_Exercise brief_: Identify all lines in the data containing the string "Concentrations". Copy them out.

Entries from a dataset of interfaces
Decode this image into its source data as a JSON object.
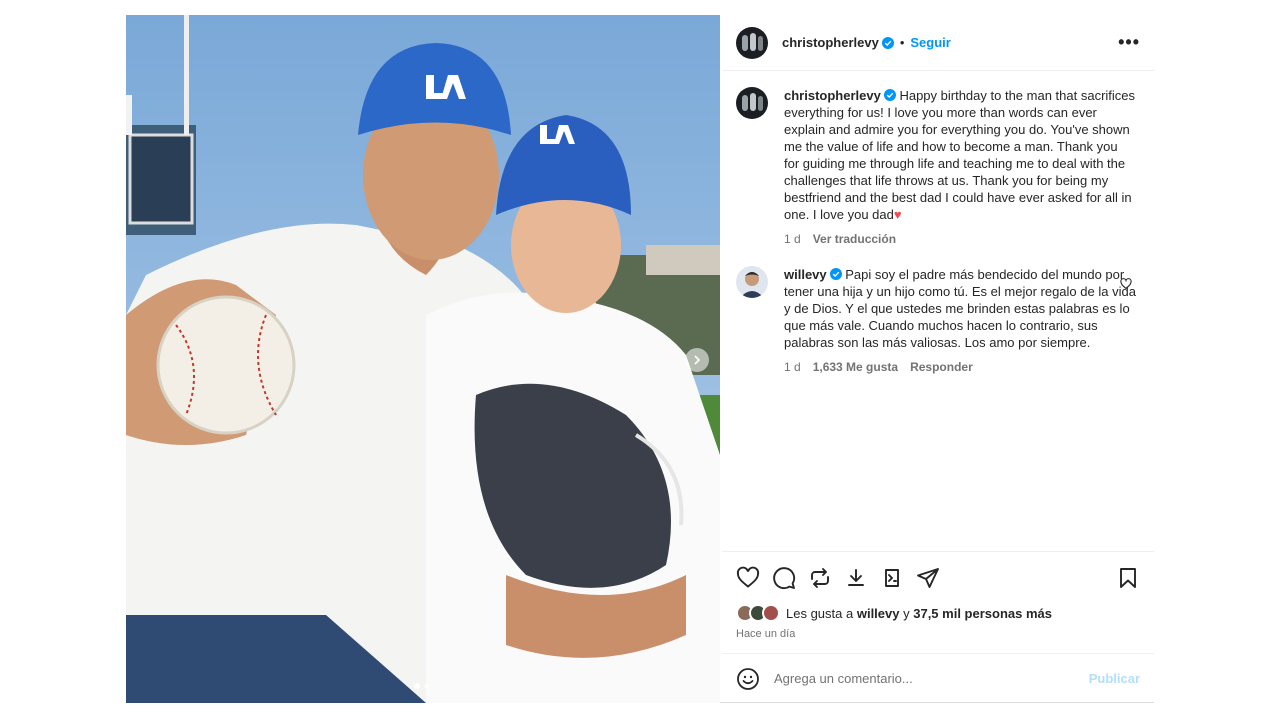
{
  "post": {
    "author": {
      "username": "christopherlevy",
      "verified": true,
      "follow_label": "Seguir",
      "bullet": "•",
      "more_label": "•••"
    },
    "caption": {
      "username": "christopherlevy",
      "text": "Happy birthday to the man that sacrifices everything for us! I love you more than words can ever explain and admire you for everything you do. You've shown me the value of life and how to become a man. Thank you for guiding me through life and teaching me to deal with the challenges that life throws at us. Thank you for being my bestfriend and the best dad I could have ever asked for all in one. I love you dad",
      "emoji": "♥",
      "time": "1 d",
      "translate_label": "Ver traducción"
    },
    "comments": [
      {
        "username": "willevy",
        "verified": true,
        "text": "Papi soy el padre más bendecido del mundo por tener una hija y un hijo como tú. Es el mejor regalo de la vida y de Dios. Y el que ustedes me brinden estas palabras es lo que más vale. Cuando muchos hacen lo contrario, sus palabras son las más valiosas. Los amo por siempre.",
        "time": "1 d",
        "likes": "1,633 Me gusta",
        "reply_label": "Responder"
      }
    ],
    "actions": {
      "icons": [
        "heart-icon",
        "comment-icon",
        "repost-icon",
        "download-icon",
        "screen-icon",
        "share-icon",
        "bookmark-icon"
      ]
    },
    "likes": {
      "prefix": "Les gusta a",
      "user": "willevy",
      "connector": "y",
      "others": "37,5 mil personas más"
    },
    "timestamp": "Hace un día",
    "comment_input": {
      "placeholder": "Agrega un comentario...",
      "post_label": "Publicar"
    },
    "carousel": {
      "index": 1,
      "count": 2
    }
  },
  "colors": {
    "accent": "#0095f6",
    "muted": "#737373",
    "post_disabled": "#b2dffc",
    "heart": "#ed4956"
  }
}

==

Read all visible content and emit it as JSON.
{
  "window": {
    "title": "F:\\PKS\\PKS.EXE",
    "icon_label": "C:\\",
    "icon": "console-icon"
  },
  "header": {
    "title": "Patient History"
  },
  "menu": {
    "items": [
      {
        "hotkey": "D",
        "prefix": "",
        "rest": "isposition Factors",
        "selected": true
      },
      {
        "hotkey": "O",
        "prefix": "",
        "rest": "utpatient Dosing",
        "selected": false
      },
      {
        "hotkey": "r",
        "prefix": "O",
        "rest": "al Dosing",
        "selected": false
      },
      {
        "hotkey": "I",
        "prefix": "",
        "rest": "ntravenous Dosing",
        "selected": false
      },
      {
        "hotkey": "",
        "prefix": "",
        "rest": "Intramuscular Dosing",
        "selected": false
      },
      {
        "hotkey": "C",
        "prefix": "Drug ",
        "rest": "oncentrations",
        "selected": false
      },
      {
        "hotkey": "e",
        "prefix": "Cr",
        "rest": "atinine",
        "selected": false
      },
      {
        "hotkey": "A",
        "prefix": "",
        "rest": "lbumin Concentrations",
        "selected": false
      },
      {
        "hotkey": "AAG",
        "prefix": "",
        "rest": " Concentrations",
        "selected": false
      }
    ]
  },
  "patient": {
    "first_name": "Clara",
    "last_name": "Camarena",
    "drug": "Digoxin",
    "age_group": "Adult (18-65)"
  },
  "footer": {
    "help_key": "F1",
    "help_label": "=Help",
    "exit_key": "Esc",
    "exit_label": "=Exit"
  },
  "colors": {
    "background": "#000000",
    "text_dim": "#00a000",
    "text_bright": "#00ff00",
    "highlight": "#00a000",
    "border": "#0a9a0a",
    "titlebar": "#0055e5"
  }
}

_Problem solution_:
        "rest": "lbumin Concentrations",
        "rest": " Concentrations",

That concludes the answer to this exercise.